Why we need NASA
A powerful question posed by one of the greatest minds of our time, Neil DeGrasse Tyson.
Earning a PhD in Astrophysics from Columbia, Tyson is now the director of the Hayden Planetarium in New York City. He is a brilliant man who has a great passion for space, and has a rare enthusiasm for everything on and off this planet.
Previously commissioned as a member of the Implementation of the United States Space Exploration Policy, Tyson is occasionally called to testify before Congress on various space travel and exploration related issues. He believes that, though it began as a reaction to Russia launching a missile, NASA has become so much more. It stands as a beacon of hope for our country and inspires us to look up and out and see something that we could one day reach.
Tyson’s expertise and ability to translate the cosmos into tangible thought invoke my desire to share what I’ve learned. Well that, and the simple fact that space is exquisitely beautiful. I find what goes on out there to be infinitely complex yet simply and quietly amazing.
When we step outside and look up at the sky, we don’t see much anymore. The lights and pollution of cities drown out the beauty of the night sky. I remember looking up and seeing the Milky Way as a child. It was one of the most beautiful things I had seen. I remember staying out late at night for meteor showers and eclipses. I stood in wonder at what happened in the sky, but somehow I lost that wonder.
For some reason I ignored the sky and became obsessed with what happens here on Earth. I stopped taking the time to look up, and bask in true beauty. Looking back, that saddens me greatly.
NASA gave America hope and a reason to look beyond our selves and up at the stars, a reason to dream about tomorrow. We made it to the moon in a relatively short period of time, with computers that had less processing power than the cell phone you use to text friends or play Angry Birds.
More recently, NASA lowered a rover the size of a small SUV on to the surface of Mars, using a crane that hovered over the surface. Read that again, please. If that doesn’t amaze you, then there may be something wrong with your sense of wonder.
NASA has been under-funded as of late, getting less money in the entire history of the program, than the banks received during the bailouts. We have this agency that puts people in space, is on the forefront of technology, but is treated worse than the banks that thrust us into an economic crisis.

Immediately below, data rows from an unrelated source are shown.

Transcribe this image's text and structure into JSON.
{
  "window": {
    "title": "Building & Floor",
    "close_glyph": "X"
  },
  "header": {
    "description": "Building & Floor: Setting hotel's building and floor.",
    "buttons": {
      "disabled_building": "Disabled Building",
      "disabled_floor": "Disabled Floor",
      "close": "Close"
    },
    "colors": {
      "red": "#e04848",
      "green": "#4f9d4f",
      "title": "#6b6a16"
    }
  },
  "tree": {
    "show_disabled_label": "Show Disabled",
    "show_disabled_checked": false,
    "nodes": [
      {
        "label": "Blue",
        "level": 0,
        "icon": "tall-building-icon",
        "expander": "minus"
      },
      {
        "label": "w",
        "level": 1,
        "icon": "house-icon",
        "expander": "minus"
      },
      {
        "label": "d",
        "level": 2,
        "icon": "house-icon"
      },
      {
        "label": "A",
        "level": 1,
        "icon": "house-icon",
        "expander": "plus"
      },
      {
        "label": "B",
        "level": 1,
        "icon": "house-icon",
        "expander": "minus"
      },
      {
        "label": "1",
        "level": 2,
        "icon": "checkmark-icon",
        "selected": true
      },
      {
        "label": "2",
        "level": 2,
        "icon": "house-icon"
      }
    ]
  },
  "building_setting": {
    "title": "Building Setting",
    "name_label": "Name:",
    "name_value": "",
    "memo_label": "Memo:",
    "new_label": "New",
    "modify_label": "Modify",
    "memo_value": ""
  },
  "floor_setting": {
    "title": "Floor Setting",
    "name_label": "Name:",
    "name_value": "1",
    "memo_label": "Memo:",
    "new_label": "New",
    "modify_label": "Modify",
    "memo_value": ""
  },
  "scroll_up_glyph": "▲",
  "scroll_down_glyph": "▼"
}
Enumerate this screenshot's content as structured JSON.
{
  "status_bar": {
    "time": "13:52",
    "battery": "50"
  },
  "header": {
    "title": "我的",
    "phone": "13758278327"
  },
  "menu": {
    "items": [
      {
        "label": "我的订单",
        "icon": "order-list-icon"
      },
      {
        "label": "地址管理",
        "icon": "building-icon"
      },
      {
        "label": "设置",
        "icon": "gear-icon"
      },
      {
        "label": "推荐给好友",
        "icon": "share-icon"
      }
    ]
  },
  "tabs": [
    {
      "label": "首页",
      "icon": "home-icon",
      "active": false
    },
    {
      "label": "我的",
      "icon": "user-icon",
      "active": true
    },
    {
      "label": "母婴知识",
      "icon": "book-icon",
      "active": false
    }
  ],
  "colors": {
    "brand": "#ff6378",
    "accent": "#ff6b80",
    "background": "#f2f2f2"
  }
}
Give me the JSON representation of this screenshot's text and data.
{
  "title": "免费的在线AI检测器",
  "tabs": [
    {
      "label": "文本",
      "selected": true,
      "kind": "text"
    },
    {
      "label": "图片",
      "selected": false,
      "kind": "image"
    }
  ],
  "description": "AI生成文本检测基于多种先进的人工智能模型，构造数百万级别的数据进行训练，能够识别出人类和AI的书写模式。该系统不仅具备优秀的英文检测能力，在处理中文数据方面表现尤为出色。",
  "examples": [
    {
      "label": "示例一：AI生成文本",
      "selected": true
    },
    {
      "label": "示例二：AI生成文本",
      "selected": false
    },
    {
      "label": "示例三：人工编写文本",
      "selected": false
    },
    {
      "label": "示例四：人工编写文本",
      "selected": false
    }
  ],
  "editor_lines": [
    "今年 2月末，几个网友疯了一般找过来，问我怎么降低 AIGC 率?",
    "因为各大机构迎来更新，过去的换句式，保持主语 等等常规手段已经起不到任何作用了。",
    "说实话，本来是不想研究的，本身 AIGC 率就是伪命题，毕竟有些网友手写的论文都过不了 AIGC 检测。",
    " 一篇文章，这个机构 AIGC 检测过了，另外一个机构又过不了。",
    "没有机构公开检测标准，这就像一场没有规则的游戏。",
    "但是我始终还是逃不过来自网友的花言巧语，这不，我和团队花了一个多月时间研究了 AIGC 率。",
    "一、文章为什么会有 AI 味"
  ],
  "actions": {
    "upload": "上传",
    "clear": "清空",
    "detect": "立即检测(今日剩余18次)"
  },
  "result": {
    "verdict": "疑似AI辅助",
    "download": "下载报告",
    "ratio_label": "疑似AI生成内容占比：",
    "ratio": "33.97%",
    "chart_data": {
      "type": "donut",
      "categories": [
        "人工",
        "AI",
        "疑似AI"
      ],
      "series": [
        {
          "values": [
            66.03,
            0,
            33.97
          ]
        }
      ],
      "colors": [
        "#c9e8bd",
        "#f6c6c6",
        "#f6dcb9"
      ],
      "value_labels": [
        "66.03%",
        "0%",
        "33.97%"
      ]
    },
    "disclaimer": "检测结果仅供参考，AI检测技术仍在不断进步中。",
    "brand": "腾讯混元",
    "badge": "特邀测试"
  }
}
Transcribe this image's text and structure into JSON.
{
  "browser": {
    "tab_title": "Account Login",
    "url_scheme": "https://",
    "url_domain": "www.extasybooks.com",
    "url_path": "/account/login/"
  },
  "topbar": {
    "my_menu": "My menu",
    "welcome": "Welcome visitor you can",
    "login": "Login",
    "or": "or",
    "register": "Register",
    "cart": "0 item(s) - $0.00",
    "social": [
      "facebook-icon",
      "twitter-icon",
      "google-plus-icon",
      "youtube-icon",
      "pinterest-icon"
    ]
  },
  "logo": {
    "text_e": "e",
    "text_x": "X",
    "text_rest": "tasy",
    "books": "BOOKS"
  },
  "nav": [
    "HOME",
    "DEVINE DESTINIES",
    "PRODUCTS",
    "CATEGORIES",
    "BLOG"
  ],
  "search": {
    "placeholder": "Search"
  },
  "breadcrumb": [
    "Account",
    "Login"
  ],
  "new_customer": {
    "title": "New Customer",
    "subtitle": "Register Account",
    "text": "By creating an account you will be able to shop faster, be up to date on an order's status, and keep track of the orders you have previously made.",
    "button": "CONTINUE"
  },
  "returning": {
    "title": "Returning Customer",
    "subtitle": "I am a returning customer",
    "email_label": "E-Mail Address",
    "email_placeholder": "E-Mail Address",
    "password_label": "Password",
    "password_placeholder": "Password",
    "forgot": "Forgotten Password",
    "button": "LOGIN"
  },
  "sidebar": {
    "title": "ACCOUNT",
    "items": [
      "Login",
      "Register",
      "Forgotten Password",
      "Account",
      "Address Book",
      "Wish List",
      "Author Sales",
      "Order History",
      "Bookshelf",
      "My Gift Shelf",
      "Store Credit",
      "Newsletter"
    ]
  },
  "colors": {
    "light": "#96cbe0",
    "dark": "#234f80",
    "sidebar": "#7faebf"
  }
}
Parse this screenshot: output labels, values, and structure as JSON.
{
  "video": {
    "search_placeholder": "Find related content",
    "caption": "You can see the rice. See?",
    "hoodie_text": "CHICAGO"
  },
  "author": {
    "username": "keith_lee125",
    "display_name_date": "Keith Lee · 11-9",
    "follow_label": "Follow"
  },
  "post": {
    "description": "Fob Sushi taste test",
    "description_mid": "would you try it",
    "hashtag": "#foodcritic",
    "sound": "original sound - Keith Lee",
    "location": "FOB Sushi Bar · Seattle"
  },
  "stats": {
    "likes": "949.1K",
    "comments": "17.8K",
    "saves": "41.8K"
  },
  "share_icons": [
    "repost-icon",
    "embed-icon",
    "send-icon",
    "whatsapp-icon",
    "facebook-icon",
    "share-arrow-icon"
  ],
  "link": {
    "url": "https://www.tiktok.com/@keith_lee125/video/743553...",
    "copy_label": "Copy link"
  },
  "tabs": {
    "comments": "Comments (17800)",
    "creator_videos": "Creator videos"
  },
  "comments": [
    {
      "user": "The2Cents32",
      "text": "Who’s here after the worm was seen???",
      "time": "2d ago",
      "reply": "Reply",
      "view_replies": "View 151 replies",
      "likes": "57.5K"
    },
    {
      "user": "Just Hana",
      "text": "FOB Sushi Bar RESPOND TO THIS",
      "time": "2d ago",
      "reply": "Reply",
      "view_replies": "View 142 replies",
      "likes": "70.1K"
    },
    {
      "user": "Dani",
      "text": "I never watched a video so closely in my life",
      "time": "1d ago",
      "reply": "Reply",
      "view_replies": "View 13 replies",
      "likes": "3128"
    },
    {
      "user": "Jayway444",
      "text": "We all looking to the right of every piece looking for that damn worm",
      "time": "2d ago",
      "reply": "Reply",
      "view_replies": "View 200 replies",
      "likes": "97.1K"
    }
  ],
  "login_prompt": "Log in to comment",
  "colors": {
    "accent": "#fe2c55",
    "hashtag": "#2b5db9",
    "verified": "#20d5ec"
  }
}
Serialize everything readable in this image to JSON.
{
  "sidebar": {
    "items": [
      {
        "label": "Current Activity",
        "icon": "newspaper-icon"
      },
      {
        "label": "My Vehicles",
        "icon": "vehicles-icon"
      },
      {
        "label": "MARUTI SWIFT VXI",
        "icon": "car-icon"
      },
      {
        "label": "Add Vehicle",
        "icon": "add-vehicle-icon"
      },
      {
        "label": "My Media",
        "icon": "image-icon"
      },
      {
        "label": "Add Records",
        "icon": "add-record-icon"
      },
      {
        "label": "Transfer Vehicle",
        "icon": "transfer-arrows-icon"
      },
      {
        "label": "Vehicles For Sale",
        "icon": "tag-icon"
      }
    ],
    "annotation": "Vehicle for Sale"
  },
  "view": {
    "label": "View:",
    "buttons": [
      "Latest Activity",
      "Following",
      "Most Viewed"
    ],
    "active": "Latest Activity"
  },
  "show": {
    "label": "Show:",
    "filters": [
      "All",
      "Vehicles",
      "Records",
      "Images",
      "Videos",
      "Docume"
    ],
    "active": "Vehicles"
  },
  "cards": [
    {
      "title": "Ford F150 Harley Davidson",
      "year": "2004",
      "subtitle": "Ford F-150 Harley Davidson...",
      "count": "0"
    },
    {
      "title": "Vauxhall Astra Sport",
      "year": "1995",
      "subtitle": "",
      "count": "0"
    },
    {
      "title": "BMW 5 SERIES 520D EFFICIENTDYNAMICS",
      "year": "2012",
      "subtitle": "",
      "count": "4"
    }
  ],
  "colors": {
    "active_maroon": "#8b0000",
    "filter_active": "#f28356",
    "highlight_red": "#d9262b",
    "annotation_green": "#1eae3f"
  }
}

With the proper funding, NASA could be well on its way to sending a manned mission to Mars in the next decade. Setting up a permanent outpost on another planet, possibly even discovering life on another planet, or more likely, another planet’s moon.
NASA shows us what our future could be, what we could be doing in five to ten years. We need NASA to push science and technology forward, to instill in us a sense of wonder again.
We need one of those moments that brings us all together again: sitting around our HDTV’s watching man take his first steps on Mars.
Cameron Simek is the Opinions editor for the UVU Review at Utah Valley University. He can be reached at firstname.lastname@example.org, and on twitter @Skabomb. www.uvureview.com